Start of Materials provided

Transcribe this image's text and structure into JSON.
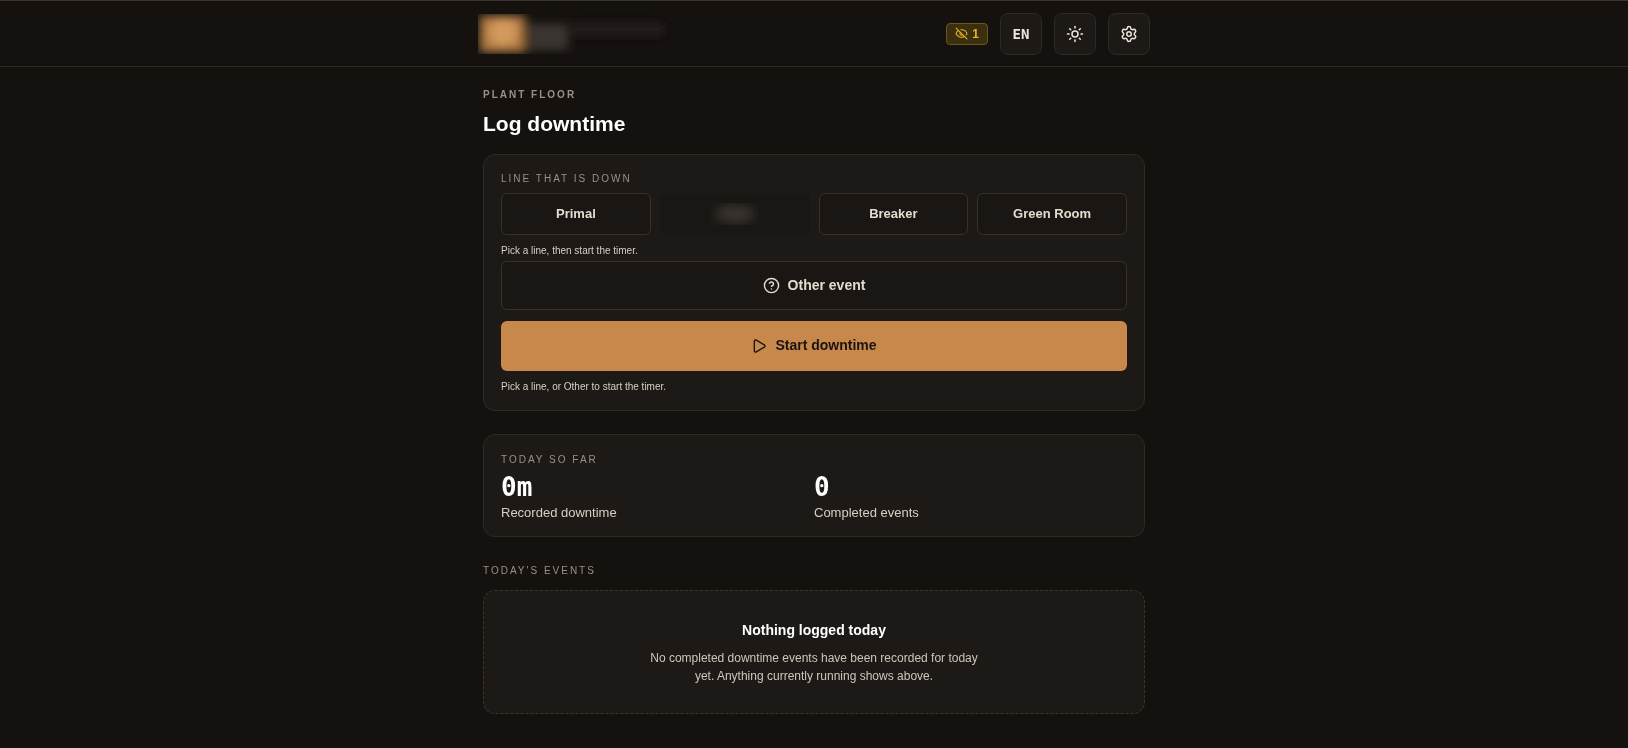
{
  "header": {
    "badge": {
      "count": "1"
    },
    "language": "EN"
  },
  "page": {
    "eyebrow": "PLANT FLOOR",
    "title": "Log downtime"
  },
  "line_card": {
    "label": "LINE THAT IS DOWN",
    "lines": [
      {
        "kind": "text",
        "label": "Primal"
      },
      {
        "kind": "redacted"
      },
      {
        "kind": "text",
        "label": "Breaker"
      },
      {
        "kind": "text",
        "label": "Green Room"
      }
    ],
    "line_hint": "Pick a line, then start the timer.",
    "other_button": "Other event",
    "start_button": "Start downtime",
    "start_hint": "Pick a line, or Other to start the timer."
  },
  "today": {
    "label": "TODAY SO FAR",
    "stats": [
      {
        "value": "0m",
        "label": "Recorded downtime"
      },
      {
        "value": "0",
        "label": "Completed events"
      }
    ]
  },
  "events": {
    "label": "TODAY'S EVENTS",
    "empty_title": "Nothing logged today",
    "empty_text": "No completed downtime events have been recorded for today yet. Anything currently running shows above."
  }
}
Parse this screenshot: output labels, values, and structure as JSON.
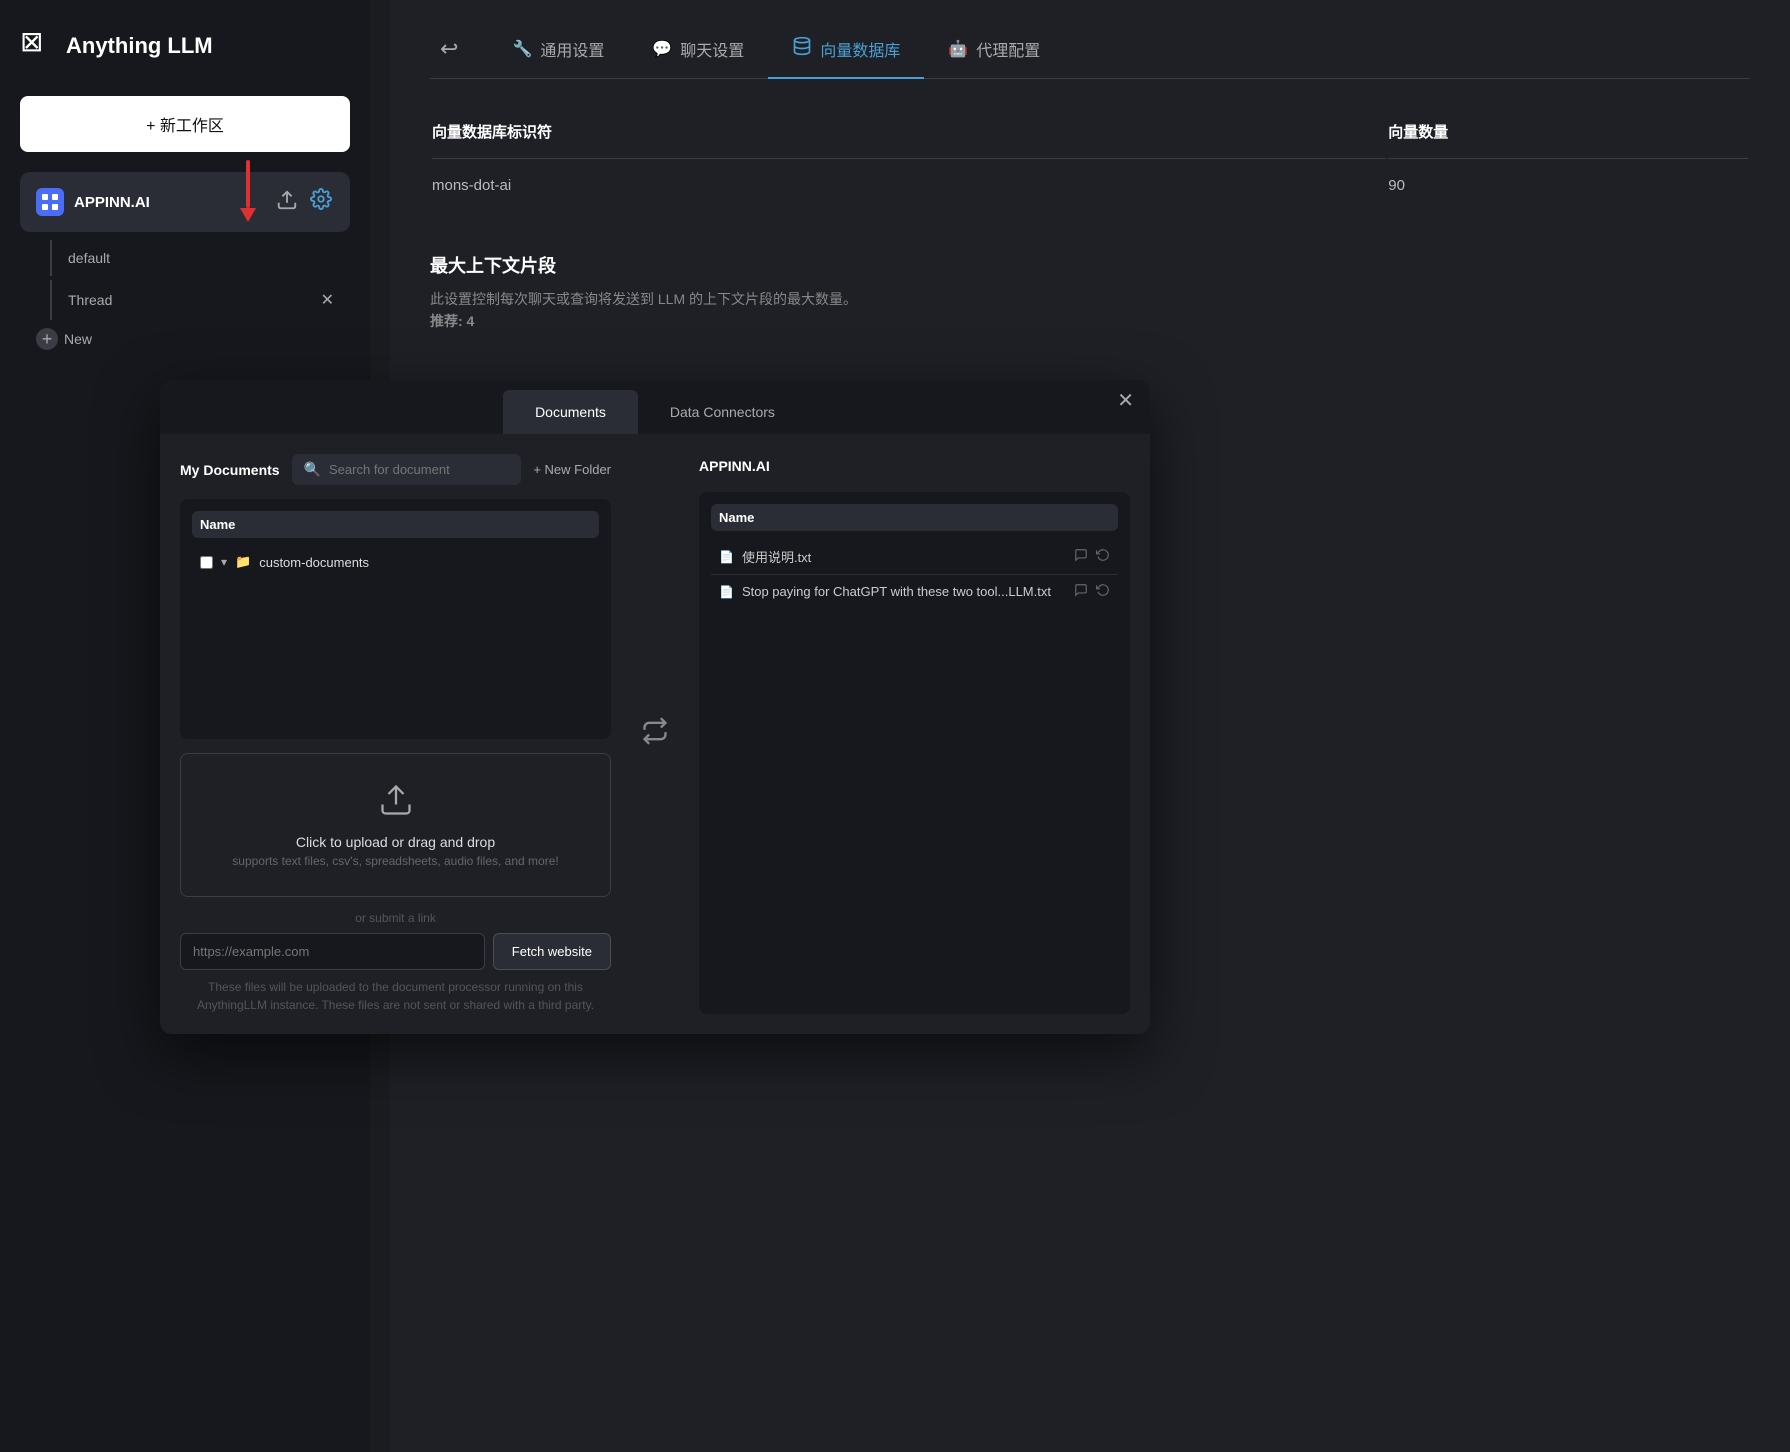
{
  "app": {
    "title": "Anything LLM",
    "logo_symbol": "⊠"
  },
  "sidebar": {
    "new_workspace_label": "+ 新工作区",
    "workspace": {
      "name": "APPINN.AI",
      "default_thread": "default",
      "thread_label": "Thread",
      "new_thread_label": "New"
    }
  },
  "settings": {
    "back_icon": "↩",
    "tabs": [
      {
        "id": "general",
        "label": "通用设置",
        "icon": "🔧",
        "active": false
      },
      {
        "id": "chat",
        "label": "聊天设置",
        "icon": "💬",
        "active": false
      },
      {
        "id": "vector",
        "label": "向量数据库",
        "icon": "🗄",
        "active": true
      },
      {
        "id": "agent",
        "label": "代理配置",
        "icon": "🤖",
        "active": false
      }
    ],
    "vector_table": {
      "col1": "向量数据库标识符",
      "col2": "向量数量",
      "row_identifier": "mons-dot-ai",
      "row_count": "90"
    },
    "context": {
      "title": "最大上下文片段",
      "desc": "此设置控制每次聊天或查询将发送到 LLM 的上下文片段的最大数量。",
      "recommendation": "推荐: 4"
    }
  },
  "modal": {
    "tabs": [
      {
        "id": "documents",
        "label": "Documents",
        "active": true
      },
      {
        "id": "data_connectors",
        "label": "Data Connectors",
        "active": false
      }
    ],
    "close_icon": "✕",
    "left": {
      "my_docs_label": "My Documents",
      "search_placeholder": "Search for document",
      "new_folder_label": "+ New Folder",
      "file_header": "Name",
      "folder_name": "custom-documents"
    },
    "transfer_icon": "⇄",
    "right": {
      "workspace_name": "APPINN.AI",
      "file_header": "Name",
      "files": [
        {
          "name": "使用说明.txt",
          "has_actions": true
        },
        {
          "name": "Stop paying for ChatGPT with these two tool...LLM.txt",
          "has_actions": true
        }
      ]
    },
    "upload": {
      "icon": "⬆",
      "title": "Click to upload or drag and drop",
      "subtitle": "supports text files, csv's, spreadsheets, audio files, and more!"
    },
    "url": {
      "divider_text": "or submit a link",
      "placeholder": "https://example.com",
      "fetch_button_label": "Fetch website"
    },
    "disclaimer": "These files will be uploaded to the document processor running on this AnythingLLM instance.\nThese files are not sent or shared with a third party."
  },
  "colors": {
    "accent_blue": "#4a9fd4",
    "brand_blue": "#4a6cf7",
    "arrow_red": "#e03030",
    "bg_dark": "#1a1c20",
    "bg_panel": "#1e2026",
    "bg_sidebar": "#16181d",
    "bg_card": "#2a2d35"
  }
}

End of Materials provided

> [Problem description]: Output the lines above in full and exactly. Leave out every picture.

> [Answer box]:
Transcribe this image's text and structure into JSON.
{
  "header": {
    "badge": {
      "count": "1"
    },
    "language": "EN"
  },
  "page": {
    "eyebrow": "PLANT FLOOR",
    "title": "Log downtime"
  },
  "line_card": {
    "label": "LINE THAT IS DOWN",
    "lines": [
      {
        "kind": "text",
        "label": "Primal"
      },
      {
        "kind": "redacted"
      },
      {
        "kind": "text",
        "label": "Breaker"
      },
      {
        "kind": "text",
        "label": "Green Room"
      }
    ],
    "line_hint": "Pick a line, then start the timer.",
    "other_button": "Other event",
    "start_button": "Start downtime",
    "start_hint": "Pick a line, or Other to start the timer."
  },
  "today": {
    "label": "TODAY SO FAR",
    "stats": [
      {
        "value": "0m",
        "label": "Recorded downtime"
      },
      {
        "value": "0",
        "label": "Completed events"
      }
    ]
  },
  "events": {
    "label": "TODAY'S EVENTS",
    "empty_title": "Nothing logged today",
    "empty_text": "No completed downtime events have been recorded for today yet. Anything currently running shows above."
  }
}
Parse this screenshot: output labels, values, and structure as JSON.
{
  "app": {
    "title": "Anything LLM",
    "logo_symbol": "⊠"
  },
  "sidebar": {
    "new_workspace_label": "+ 新工作区",
    "workspace": {
      "name": "APPINN.AI",
      "default_thread": "default",
      "thread_label": "Thread",
      "new_thread_label": "New"
    }
  },
  "settings": {
    "back_icon": "↩",
    "tabs": [
      {
        "id": "general",
        "label": "通用设置",
        "icon": "🔧",
        "active": false
      },
      {
        "id": "chat",
        "label": "聊天设置",
        "icon": "💬",
        "active": false
      },
      {
        "id": "vector",
        "label": "向量数据库",
        "icon": "🗄",
        "active": true
      },
      {
        "id": "agent",
        "label": "代理配置",
        "icon": "🤖",
        "active": false
      }
    ],
    "vector_table": {
      "col1": "向量数据库标识符",
      "col2": "向量数量",
      "row_identifier": "mons-dot-ai",
      "row_count": "90"
    },
    "context": {
      "title": "最大上下文片段",
      "desc": "此设置控制每次聊天或查询将发送到 LLM 的上下文片段的最大数量。",
      "recommendation": "推荐: 4"
    }
  },
  "modal": {
    "tabs": [
      {
        "id": "documents",
        "label": "Documents",
        "active": true
      },
      {
        "id": "data_connectors",
        "label": "Data Connectors",
        "active": false
      }
    ],
    "close_icon": "✕",
    "left": {
      "my_docs_label": "My Documents",
      "search_placeholder": "Search for document",
      "new_folder_label": "+ New Folder",
      "file_header": "Name",
      "folder_name": "custom-documents"
    },
    "transfer_icon": "⇄",
    "right": {
      "workspace_name": "APPINN.AI",
      "file_header": "Name",
      "files": [
        {
          "name": "使用说明.txt",
          "has_actions": true
        },
        {
          "name": "Stop paying for ChatGPT with these two tool...LLM.txt",
          "has_actions": true
        }
      ]
    },
    "upload": {
      "icon": "⬆",
      "title": "Click to upload or drag and drop",
      "subtitle": "supports text files, csv's, spreadsheets, audio files, and more!"
    },
    "url": {
      "divider_text": "or submit a link",
      "placeholder": "https://example.com",
      "fetch_button_label": "Fetch website"
    },
    "disclaimer": "These files will be uploaded to the document processor running on this AnythingLLM instance.\nThese files are not sent or shared with a third party."
  },
  "colors": {
    "accent_blue": "#4a9fd4",
    "brand_blue": "#4a6cf7",
    "arrow_red": "#e03030",
    "bg_dark": "#1a1c20",
    "bg_panel": "#1e2026",
    "bg_sidebar": "#16181d",
    "bg_card": "#2a2d35"
  }
}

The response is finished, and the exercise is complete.